Activity: Beginning with the first line below, output every record verbatim and leave out the images.

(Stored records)
---

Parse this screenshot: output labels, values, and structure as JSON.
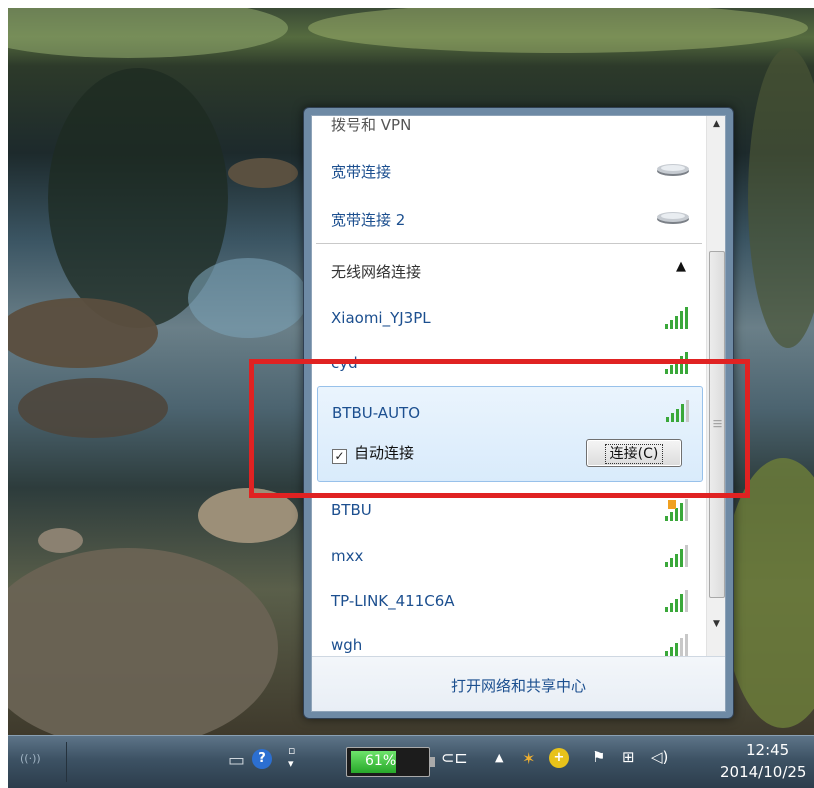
{
  "flyout": {
    "top_partial_label": "拨号和 VPN",
    "dialup_items": [
      {
        "label": "宽带连接",
        "icon": "dialup-modem-icon"
      },
      {
        "label": "宽带连接 2",
        "icon": "dialup-modem-icon"
      }
    ],
    "wireless_header": "无线网络连接",
    "networks": [
      {
        "label": "Xiaomi_YJ3PL",
        "signal": 5,
        "secured": false
      },
      {
        "label": "cyd",
        "signal": 5,
        "secured": false
      },
      {
        "label": "BTBU-AUTO",
        "signal": 4,
        "secured": false
      },
      {
        "label": "BTBU",
        "signal": 4,
        "secured": true
      },
      {
        "label": "mxx",
        "signal": 4,
        "secured": false
      },
      {
        "label": "TP-LINK_411C6A",
        "signal": 4,
        "secured": false
      },
      {
        "label": "wgh",
        "signal": 3,
        "secured": false
      }
    ],
    "selected": {
      "label": "BTBU-AUTO",
      "auto_connect_label": "自动连接",
      "auto_connect_checked": true,
      "connect_button": "连接(C)"
    },
    "footer_link": "打开网络和共享中心"
  },
  "taskbar": {
    "battery_percent": "61%",
    "battery_level": 0.61,
    "clock_time": "12:45",
    "clock_date": "2014/10/25"
  },
  "colors": {
    "link_blue": "#1c4f8f",
    "highlight_red": "#e02222",
    "signal_green": "#3aa83a"
  }
}
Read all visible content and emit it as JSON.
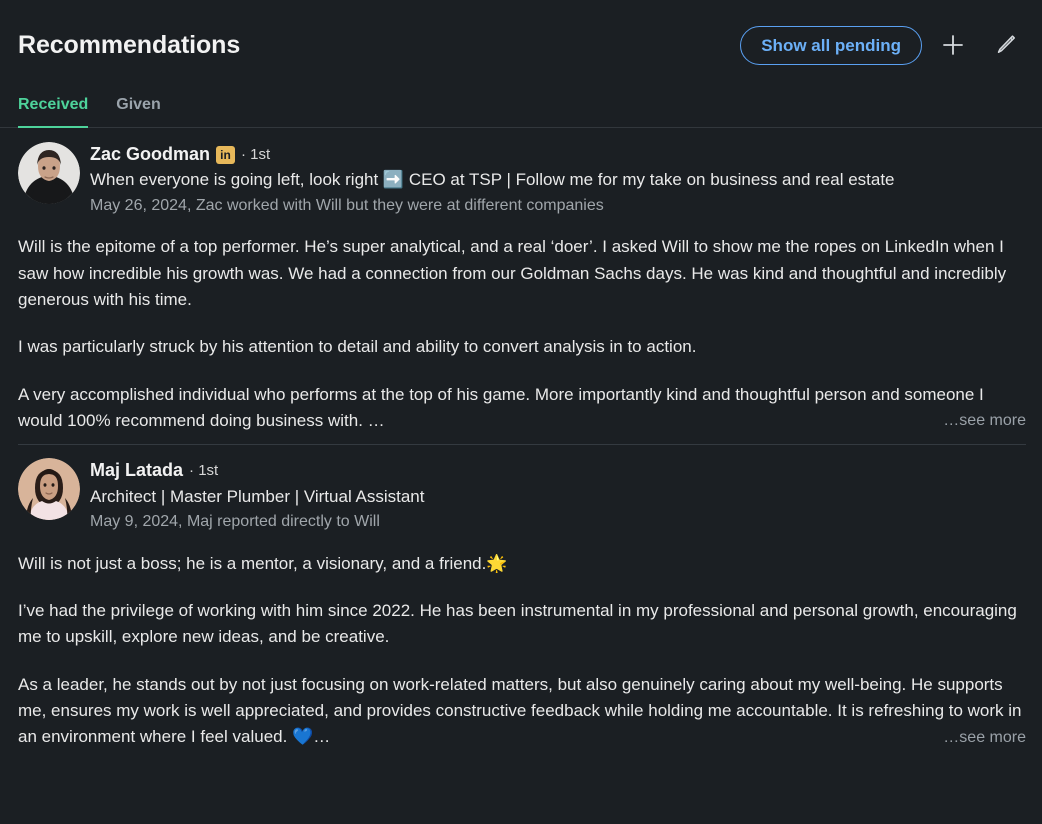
{
  "header": {
    "title": "Recommendations",
    "show_all_pending_label": "Show all pending",
    "add_icon": "plus-icon",
    "edit_icon": "pencil-icon"
  },
  "tabs": [
    {
      "label": "Received",
      "active": true
    },
    {
      "label": "Given",
      "active": false
    }
  ],
  "colors": {
    "background": "#1b1f23",
    "accent_green": "#4ed39b",
    "accent_blue": "#6cb0f7",
    "badge_gold": "#e7b85a",
    "text_primary": "#e9e9e9",
    "text_muted": "#a0a6ab",
    "divider": "#343a40"
  },
  "recommendations": [
    {
      "name": "Zac Goodman",
      "badge": "in",
      "degree": "· 1st",
      "headline": "When everyone is going left, look right ➡️ CEO at TSP | Follow me for my take on business and real estate",
      "date_relation": "May 26, 2024, Zac worked with Will but they were at different companies",
      "paragraphs": [
        "Will is the epitome of a top performer. He’s super analytical, and a real ‘doer’. I asked Will to show me the ropes on LinkedIn when I saw how incredible his growth was. We had a connection from our Goldman Sachs days. He was kind and thoughtful and incredibly generous with his time.",
        "I was particularly struck by his attention to detail and ability to convert analysis in to action.",
        "A very accomplished individual who performs at the top of his game. More importantly kind and thoughtful person and someone I would 100% recommend doing business with. …"
      ],
      "see_more_label": "…see more"
    },
    {
      "name": "Maj Latada",
      "badge": "",
      "degree": "· 1st",
      "headline": "Architect | Master Plumber | Virtual Assistant",
      "date_relation": "May 9, 2024, Maj reported directly to Will",
      "paragraphs": [
        "Will is not just a boss; he is a mentor, a visionary, and a friend.🌟",
        "I’ve had the privilege of working with him since 2022. He has been instrumental in my professional and personal growth, encouraging me to upskill, explore new ideas, and be creative.",
        "As a leader, he stands out by not just focusing on work-related matters, but also genuinely caring about my well-being. He supports me, ensures my work is well appreciated, and provides constructive feedback while holding me accountable. It is refreshing to work in an environment where I feel valued. 💙…"
      ],
      "see_more_label": "…see more"
    }
  ]
}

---

Exercise solution:
Parse this screenshot: output labels, values, and structure as JSON.
{
  "flyout": {
    "top_partial_label": "拨号和 VPN",
    "dialup_items": [
      {
        "label": "宽带连接",
        "icon": "dialup-modem-icon"
      },
      {
        "label": "宽带连接 2",
        "icon": "dialup-modem-icon"
      }
    ],
    "wireless_header": "无线网络连接",
    "networks": [
      {
        "label": "Xiaomi_YJ3PL",
        "signal": 5,
        "secured": false
      },
      {
        "label": "cyd",
        "signal": 5,
        "secured": false
      },
      {
        "label": "BTBU-AUTO",
        "signal": 4,
        "secured": false
      },
      {
        "label": "BTBU",
        "signal": 4,
        "secured": true
      },
      {
        "label": "mxx",
        "signal": 4,
        "secured": false
      },
      {
        "label": "TP-LINK_411C6A",
        "signal": 4,
        "secured": false
      },
      {
        "label": "wgh",
        "signal": 3,
        "secured": false
      }
    ],
    "selected": {
      "label": "BTBU-AUTO",
      "auto_connect_label": "自动连接",
      "auto_connect_checked": true,
      "connect_button": "连接(C)"
    },
    "footer_link": "打开网络和共享中心"
  },
  "taskbar": {
    "battery_percent": "61%",
    "battery_level": 0.61,
    "clock_time": "12:45",
    "clock_date": "2014/10/25"
  },
  "colors": {
    "link_blue": "#1c4f8f",
    "highlight_red": "#e02222",
    "signal_green": "#3aa83a"
  }
}
Read all visible content and emit it as JSON.
{
  "header": {
    "title": "Recommendations",
    "show_all_pending_label": "Show all pending",
    "add_icon": "plus-icon",
    "edit_icon": "pencil-icon"
  },
  "tabs": [
    {
      "label": "Received",
      "active": true
    },
    {
      "label": "Given",
      "active": false
    }
  ],
  "colors": {
    "background": "#1b1f23",
    "accent_green": "#4ed39b",
    "accent_blue": "#6cb0f7",
    "badge_gold": "#e7b85a",
    "text_primary": "#e9e9e9",
    "text_muted": "#a0a6ab",
    "divider": "#343a40"
  },
  "recommendations": [
    {
      "name": "Zac Goodman",
      "badge": "in",
      "degree": "· 1st",
      "headline": "When everyone is going left, look right ➡️ CEO at TSP | Follow me for my take on business and real estate",
      "date_relation": "May 26, 2024, Zac worked with Will but they were at different companies",
      "paragraphs": [
        "Will is the epitome of a top performer. He’s super analytical, and a real ‘doer’. I asked Will to show me the ropes on LinkedIn when I saw how incredible his growth was. We had a connection from our Goldman Sachs days. He was kind and thoughtful and incredibly generous with his time.",
        "I was particularly struck by his attention to detail and ability to convert analysis in to action.",
        "A very accomplished individual who performs at the top of his game. More importantly kind and thoughtful person and someone I would 100% recommend doing business with. …"
      ],
      "see_more_label": "…see more"
    },
    {
      "name": "Maj Latada",
      "badge": "",
      "degree": "· 1st",
      "headline": "Architect | Master Plumber | Virtual Assistant",
      "date_relation": "May 9, 2024, Maj reported directly to Will",
      "paragraphs": [
        "Will is not just a boss; he is a mentor, a visionary, and a friend.🌟",
        "I’ve had the privilege of working with him since 2022. He has been instrumental in my professional and personal growth, encouraging me to upskill, explore new ideas, and be creative.",
        "As a leader, he stands out by not just focusing on work-related matters, but also genuinely caring about my well-being. He supports me, ensures my work is well appreciated, and provides constructive feedback while holding me accountable. It is refreshing to work in an environment where I feel valued. 💙…"
      ],
      "see_more_label": "…see more"
    }
  ]
}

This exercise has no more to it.